> **WORK INSTRUCTIONS**:
Scan the records below, and wherever a line has the word "Fotos", pull it out.

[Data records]
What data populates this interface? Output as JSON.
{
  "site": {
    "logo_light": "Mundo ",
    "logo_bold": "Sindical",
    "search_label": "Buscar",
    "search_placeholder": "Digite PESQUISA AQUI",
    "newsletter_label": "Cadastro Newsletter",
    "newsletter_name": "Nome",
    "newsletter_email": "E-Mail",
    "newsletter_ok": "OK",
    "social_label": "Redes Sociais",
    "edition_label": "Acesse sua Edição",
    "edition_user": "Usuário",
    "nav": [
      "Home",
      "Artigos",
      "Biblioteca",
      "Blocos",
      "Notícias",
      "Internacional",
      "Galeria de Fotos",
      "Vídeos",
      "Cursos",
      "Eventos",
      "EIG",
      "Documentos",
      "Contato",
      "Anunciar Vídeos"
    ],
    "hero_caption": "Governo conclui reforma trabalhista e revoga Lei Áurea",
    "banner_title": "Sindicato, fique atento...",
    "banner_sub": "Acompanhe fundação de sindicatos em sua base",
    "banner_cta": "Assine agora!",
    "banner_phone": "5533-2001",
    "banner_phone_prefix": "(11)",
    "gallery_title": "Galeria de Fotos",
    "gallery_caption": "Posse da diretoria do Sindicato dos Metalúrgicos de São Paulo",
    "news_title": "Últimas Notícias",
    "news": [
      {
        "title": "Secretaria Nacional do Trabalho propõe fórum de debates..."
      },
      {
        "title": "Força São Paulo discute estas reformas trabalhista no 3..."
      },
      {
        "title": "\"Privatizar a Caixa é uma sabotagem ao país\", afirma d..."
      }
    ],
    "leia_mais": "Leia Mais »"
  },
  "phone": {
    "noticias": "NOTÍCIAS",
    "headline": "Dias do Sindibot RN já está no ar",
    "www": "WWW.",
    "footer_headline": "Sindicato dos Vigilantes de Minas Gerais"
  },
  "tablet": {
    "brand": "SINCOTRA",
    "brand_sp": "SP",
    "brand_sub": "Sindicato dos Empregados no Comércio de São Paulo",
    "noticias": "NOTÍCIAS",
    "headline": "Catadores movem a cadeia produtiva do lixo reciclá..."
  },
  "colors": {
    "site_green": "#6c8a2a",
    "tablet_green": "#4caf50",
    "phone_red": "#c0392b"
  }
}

> **FINISHED EXERCISE**:
      "Galeria de Fotos",
    "gallery_title": "Galeria de Fotos",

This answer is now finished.